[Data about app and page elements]
((

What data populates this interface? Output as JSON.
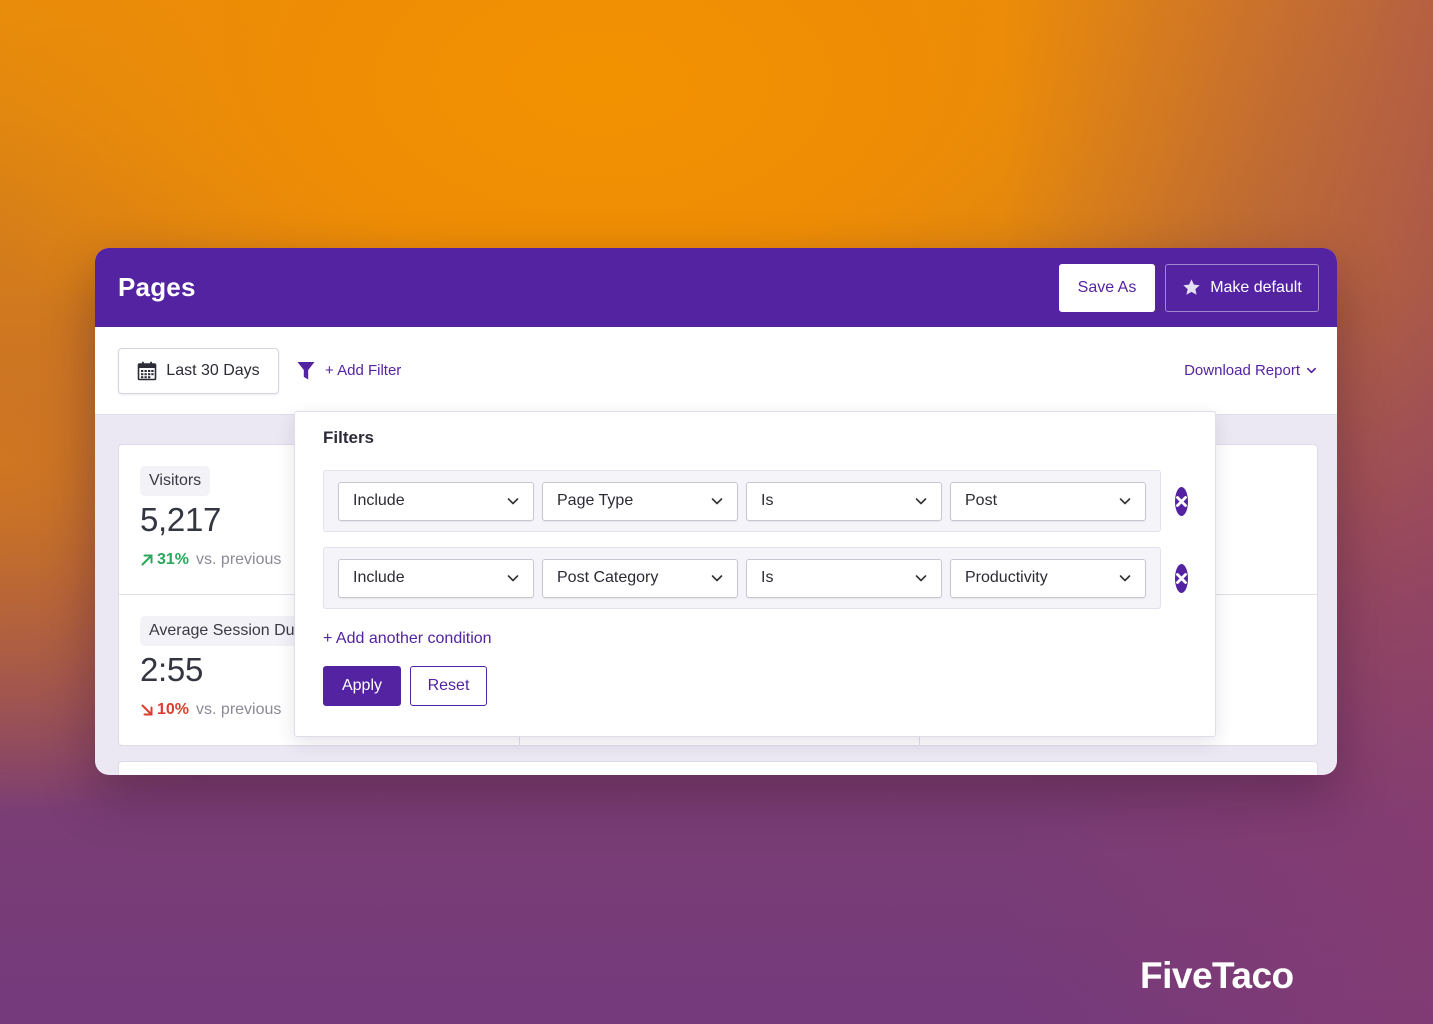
{
  "header": {
    "title": "Pages",
    "save_as_label": "Save As",
    "make_default_label": "Make default",
    "make_default_icon": "star-icon"
  },
  "toolbar": {
    "date_range_label": "Last 30 Days",
    "date_range_icon": "calendar-icon",
    "filter_icon": "funnel-icon",
    "add_filter_label": "+ Add Filter",
    "download_label": "Download Report"
  },
  "stats": [
    {
      "label": "Visitors",
      "value": "5,217",
      "change": "31%",
      "direction": "up",
      "comparison": "vs. previous"
    },
    {
      "label": "Average Session Duration",
      "value": "2:55",
      "change": "10%",
      "direction": "down",
      "comparison": "vs. previous"
    }
  ],
  "filters_panel": {
    "title": "Filters",
    "conditions": [
      {
        "mode": "Include",
        "field": "Page Type",
        "operator": "Is",
        "value": "Post"
      },
      {
        "mode": "Include",
        "field": "Post Category",
        "operator": "Is",
        "value": "Productivity"
      }
    ],
    "add_condition_label": "+ Add another condition",
    "apply_label": "Apply",
    "reset_label": "Reset"
  },
  "colors": {
    "brand_purple": "#5423a2",
    "positive": "#27a85a",
    "negative": "#dc3e2e"
  },
  "watermark": "FiveTaco"
}
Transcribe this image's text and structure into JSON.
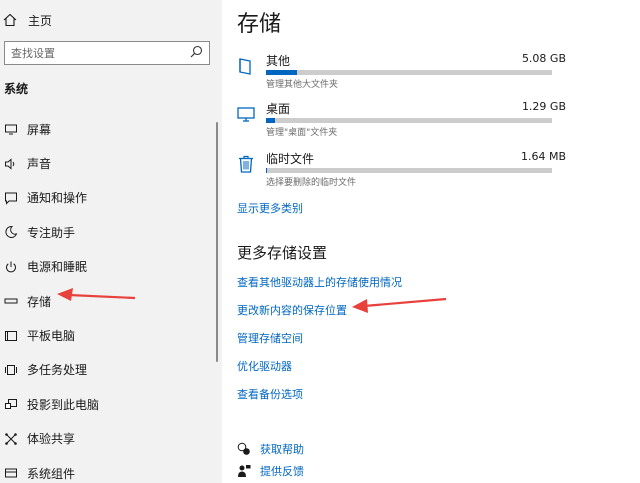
{
  "sidebar": {
    "home_label": "主页",
    "search_placeholder": "查找设置",
    "section_title": "系统",
    "items": [
      {
        "label": "屏幕",
        "icon": "monitor-icon"
      },
      {
        "label": "声音",
        "icon": "speaker-icon"
      },
      {
        "label": "通知和操作",
        "icon": "notification-icon"
      },
      {
        "label": "专注助手",
        "icon": "moon-icon"
      },
      {
        "label": "电源和睡眠",
        "icon": "power-icon"
      },
      {
        "label": "存储",
        "icon": "storage-drive-icon",
        "selected": true
      },
      {
        "label": "平板电脑",
        "icon": "tablet-icon"
      },
      {
        "label": "多任务处理",
        "icon": "multitask-icon"
      },
      {
        "label": "投影到此电脑",
        "icon": "project-icon"
      },
      {
        "label": "体验共享",
        "icon": "share-icon"
      },
      {
        "label": "系统组件",
        "icon": "components-icon"
      }
    ]
  },
  "main": {
    "title": "存储",
    "storage_items": [
      {
        "name": "其他",
        "size": "5.08 GB",
        "subtitle": "管理其他大文件夹",
        "usage": 0.11,
        "icon": "folder-icon"
      },
      {
        "name": "桌面",
        "size": "1.29 GB",
        "subtitle": "管理\"桌面\"文件夹",
        "usage": 0.03,
        "icon": "desktop-icon"
      },
      {
        "name": "临时文件",
        "size": "1.64 MB",
        "subtitle": "选择要删除的临时文件",
        "usage": 0.0,
        "icon": "trash-icon"
      }
    ],
    "show_more": "显示更多类别",
    "more_settings_title": "更多存储设置",
    "links": [
      "查看其他驱动器上的存储使用情况",
      "更改新内容的保存位置",
      "管理存储空间",
      "优化驱动器",
      "查看备份选项"
    ],
    "help": [
      {
        "label": "获取帮助",
        "icon": "help-chat-icon"
      },
      {
        "label": "提供反馈",
        "icon": "feedback-icon"
      }
    ]
  },
  "colors": {
    "accent": "#0067c0",
    "annotation_arrow": "#e8413c",
    "sidebar_bg": "#f2f2f2"
  }
}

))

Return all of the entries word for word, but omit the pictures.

What data populates this interface? Output as JSON.
{
  "header": {
    "title": "Pages",
    "save_as_label": "Save As",
    "make_default_label": "Make default",
    "make_default_icon": "star-icon"
  },
  "toolbar": {
    "date_range_label": "Last 30 Days",
    "date_range_icon": "calendar-icon",
    "filter_icon": "funnel-icon",
    "add_filter_label": "+ Add Filter",
    "download_label": "Download Report"
  },
  "stats": [
    {
      "label": "Visitors",
      "value": "5,217",
      "change": "31%",
      "direction": "up",
      "comparison": "vs. previous"
    },
    {
      "label": "Average Session Duration",
      "value": "2:55",
      "change": "10%",
      "direction": "down",
      "comparison": "vs. previous"
    }
  ],
  "filters_panel": {
    "title": "Filters",
    "conditions": [
      {
        "mode": "Include",
        "field": "Page Type",
        "operator": "Is",
        "value": "Post"
      },
      {
        "mode": "Include",
        "field": "Post Category",
        "operator": "Is",
        "value": "Productivity"
      }
    ],
    "add_condition_label": "+ Add another condition",
    "apply_label": "Apply",
    "reset_label": "Reset"
  },
  "colors": {
    "brand_purple": "#5423a2",
    "positive": "#27a85a",
    "negative": "#dc3e2e"
  },
  "watermark": "FiveTaco"
}
Transcribe this image's text and structure into JSON.
{
  "sidebar": {
    "home_label": "主页",
    "search_placeholder": "查找设置",
    "section_title": "系统",
    "items": [
      {
        "label": "屏幕",
        "icon": "monitor-icon"
      },
      {
        "label": "声音",
        "icon": "speaker-icon"
      },
      {
        "label": "通知和操作",
        "icon": "notification-icon"
      },
      {
        "label": "专注助手",
        "icon": "moon-icon"
      },
      {
        "label": "电源和睡眠",
        "icon": "power-icon"
      },
      {
        "label": "存储",
        "icon": "storage-drive-icon",
        "selected": true
      },
      {
        "label": "平板电脑",
        "icon": "tablet-icon"
      },
      {
        "label": "多任务处理",
        "icon": "multitask-icon"
      },
      {
        "label": "投影到此电脑",
        "icon": "project-icon"
      },
      {
        "label": "体验共享",
        "icon": "share-icon"
      },
      {
        "label": "系统组件",
        "icon": "components-icon"
      }
    ]
  },
  "main": {
    "title": "存储",
    "storage_items": [
      {
        "name": "其他",
        "size": "5.08 GB",
        "subtitle": "管理其他大文件夹",
        "usage": 0.11,
        "icon": "folder-icon"
      },
      {
        "name": "桌面",
        "size": "1.29 GB",
        "subtitle": "管理\"桌面\"文件夹",
        "usage": 0.03,
        "icon": "desktop-icon"
      },
      {
        "name": "临时文件",
        "size": "1.64 MB",
        "subtitle": "选择要删除的临时文件",
        "usage": 0.0,
        "icon": "trash-icon"
      }
    ],
    "show_more": "显示更多类别",
    "more_settings_title": "更多存储设置",
    "links": [
      "查看其他驱动器上的存储使用情况",
      "更改新内容的保存位置",
      "管理存储空间",
      "优化驱动器",
      "查看备份选项"
    ],
    "help": [
      {
        "label": "获取帮助",
        "icon": "help-chat-icon"
      },
      {
        "label": "提供反馈",
        "icon": "feedback-icon"
      }
    ]
  },
  "colors": {
    "accent": "#0067c0",
    "annotation_arrow": "#e8413c",
    "sidebar_bg": "#f2f2f2"
  }
}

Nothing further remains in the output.